And so it takes courage, knowledge, a strong sense of self, a capacity to overcome failure, and a healthy amount of humility and humanity to be truly accountable. These qualities are at the heart of our success as a nation. I’d like you to keep one concluding thought in mind: America’s success as a nation is not a God-given right. It is something that we all must work hard to achieve. If you’ve studied history, you see nations and empires rise and fall. The United States and the world has faced many challenges, some far tougher than the ones we face today. And I am confident that we will recover in the short run. But in the long run, you—the next generation—must continue to conquer the challenges we face. We must confront our health and education systems. It should not be acceptable that in the United States of America, only 50 percent of our inner-city school kids graduate high school. We must develop a real, substantive energy and environmental policy. We have had three major energy crises— it is not acceptable to have a fourth. We must build the infrastructure of the future. We must continue to welcome the best and the brightest from around the world to our nation. These are all serious issues but if we work together, we can fix them.

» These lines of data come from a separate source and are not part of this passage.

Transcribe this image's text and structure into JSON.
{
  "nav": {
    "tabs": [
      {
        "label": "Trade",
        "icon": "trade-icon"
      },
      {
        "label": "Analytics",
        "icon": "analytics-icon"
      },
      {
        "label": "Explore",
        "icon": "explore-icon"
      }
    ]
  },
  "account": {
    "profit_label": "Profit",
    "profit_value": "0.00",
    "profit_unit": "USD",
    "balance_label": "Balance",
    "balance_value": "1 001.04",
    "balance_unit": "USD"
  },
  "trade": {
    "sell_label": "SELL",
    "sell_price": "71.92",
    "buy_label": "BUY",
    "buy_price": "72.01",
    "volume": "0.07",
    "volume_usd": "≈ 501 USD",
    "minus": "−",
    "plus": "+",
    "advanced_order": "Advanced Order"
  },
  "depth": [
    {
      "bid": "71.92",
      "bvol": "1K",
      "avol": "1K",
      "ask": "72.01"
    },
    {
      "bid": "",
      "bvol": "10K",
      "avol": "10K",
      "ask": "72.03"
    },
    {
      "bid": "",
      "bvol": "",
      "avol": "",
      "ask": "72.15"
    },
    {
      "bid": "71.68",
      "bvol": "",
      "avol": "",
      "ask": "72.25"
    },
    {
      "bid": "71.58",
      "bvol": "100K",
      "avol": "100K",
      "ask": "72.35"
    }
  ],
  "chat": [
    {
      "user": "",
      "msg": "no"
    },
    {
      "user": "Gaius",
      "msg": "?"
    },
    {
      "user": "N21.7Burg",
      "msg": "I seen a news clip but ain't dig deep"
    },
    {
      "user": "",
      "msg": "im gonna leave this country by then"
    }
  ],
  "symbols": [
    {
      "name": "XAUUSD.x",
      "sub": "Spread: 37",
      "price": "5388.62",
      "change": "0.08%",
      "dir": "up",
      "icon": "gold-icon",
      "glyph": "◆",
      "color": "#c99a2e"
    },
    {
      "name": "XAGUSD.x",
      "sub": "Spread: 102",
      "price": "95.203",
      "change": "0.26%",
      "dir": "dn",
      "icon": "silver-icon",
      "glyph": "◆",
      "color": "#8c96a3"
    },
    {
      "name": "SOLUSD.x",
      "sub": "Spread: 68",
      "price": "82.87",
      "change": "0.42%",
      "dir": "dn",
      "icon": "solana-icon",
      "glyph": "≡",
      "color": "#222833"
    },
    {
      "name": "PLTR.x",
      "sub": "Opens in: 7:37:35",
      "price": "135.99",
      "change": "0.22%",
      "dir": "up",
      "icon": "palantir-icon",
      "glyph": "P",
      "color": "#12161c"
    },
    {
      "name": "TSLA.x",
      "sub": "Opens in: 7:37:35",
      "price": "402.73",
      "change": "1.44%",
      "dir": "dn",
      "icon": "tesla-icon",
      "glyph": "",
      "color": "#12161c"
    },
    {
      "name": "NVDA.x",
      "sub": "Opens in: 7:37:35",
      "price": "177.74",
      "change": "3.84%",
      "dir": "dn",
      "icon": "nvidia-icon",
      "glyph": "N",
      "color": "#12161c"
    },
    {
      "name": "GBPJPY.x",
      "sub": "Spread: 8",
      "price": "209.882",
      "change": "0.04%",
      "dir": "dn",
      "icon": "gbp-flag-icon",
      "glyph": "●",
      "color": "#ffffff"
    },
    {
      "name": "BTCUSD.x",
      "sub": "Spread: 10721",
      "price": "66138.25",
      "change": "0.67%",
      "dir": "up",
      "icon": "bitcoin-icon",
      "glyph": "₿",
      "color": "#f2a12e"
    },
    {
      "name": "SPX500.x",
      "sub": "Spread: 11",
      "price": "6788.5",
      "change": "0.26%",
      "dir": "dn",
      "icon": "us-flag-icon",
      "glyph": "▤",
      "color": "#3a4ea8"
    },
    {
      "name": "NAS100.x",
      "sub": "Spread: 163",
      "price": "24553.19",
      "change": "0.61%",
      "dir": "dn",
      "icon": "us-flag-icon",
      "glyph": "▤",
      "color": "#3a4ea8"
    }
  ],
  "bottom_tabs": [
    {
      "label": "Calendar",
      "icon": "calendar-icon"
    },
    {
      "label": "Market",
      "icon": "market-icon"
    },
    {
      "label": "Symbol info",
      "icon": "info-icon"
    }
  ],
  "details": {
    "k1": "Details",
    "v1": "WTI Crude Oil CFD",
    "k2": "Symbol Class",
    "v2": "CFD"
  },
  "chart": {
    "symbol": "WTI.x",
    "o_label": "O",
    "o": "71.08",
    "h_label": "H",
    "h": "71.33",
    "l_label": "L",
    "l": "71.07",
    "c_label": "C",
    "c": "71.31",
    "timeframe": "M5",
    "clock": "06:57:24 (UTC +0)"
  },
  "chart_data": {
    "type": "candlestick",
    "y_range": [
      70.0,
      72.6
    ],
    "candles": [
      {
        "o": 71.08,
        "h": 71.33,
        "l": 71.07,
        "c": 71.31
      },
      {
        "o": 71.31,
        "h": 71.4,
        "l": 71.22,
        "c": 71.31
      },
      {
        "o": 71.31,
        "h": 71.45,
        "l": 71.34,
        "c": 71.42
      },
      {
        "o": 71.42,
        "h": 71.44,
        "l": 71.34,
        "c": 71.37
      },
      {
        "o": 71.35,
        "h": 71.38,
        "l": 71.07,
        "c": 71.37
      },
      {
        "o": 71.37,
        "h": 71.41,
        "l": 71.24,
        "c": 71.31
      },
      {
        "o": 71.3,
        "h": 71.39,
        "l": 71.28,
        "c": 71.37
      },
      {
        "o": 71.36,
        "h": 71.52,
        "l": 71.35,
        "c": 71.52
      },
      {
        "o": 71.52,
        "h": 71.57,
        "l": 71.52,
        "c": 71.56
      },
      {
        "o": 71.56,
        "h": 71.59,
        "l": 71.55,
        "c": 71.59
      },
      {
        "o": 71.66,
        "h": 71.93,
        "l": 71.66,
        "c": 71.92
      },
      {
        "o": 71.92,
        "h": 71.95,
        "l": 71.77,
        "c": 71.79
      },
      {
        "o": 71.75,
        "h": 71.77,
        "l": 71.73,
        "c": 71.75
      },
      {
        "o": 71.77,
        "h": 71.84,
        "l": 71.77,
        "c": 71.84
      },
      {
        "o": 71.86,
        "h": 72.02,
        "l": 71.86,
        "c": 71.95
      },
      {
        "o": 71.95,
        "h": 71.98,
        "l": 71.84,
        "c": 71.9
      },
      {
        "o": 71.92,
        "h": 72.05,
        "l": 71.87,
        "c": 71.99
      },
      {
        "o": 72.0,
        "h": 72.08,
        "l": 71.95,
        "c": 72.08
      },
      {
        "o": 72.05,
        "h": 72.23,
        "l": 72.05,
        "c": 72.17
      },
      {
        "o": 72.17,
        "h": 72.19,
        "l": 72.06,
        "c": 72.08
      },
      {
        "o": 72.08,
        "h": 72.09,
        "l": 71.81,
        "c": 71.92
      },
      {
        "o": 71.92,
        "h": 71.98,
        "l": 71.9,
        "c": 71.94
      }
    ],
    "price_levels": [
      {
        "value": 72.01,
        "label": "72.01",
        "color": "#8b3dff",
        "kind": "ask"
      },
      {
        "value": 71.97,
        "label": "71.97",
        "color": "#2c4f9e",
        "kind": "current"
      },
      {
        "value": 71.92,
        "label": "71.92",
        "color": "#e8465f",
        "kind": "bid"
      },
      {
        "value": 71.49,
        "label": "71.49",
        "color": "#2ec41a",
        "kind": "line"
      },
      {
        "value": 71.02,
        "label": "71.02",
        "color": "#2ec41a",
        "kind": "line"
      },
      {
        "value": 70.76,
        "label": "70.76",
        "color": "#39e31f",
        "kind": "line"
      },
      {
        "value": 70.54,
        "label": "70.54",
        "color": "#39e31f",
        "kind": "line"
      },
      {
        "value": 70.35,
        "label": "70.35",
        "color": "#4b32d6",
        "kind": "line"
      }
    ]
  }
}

You all have the ability to carry the responsibilities you face in life. In so many ways, all of us in this stadium are truly blessed. We are lucky to live in this country and to have the opportunities we have been given, but that brings obligations. As you go about your life, remember your country. Regarding what you do, and what you achieve in life, try to leave everything and everybody that you touch a little bit better than they were before. Continue to be true to yourself and your values, be resilient, be honest, be humble, never stop holding yourselves accountable, and you will not only have the kind of life you wish and deserve, you will also do your part to make this country and the world a better place for generations to come.
To the Class of 2010, congratulations, good luck and Godspeed. Thank you.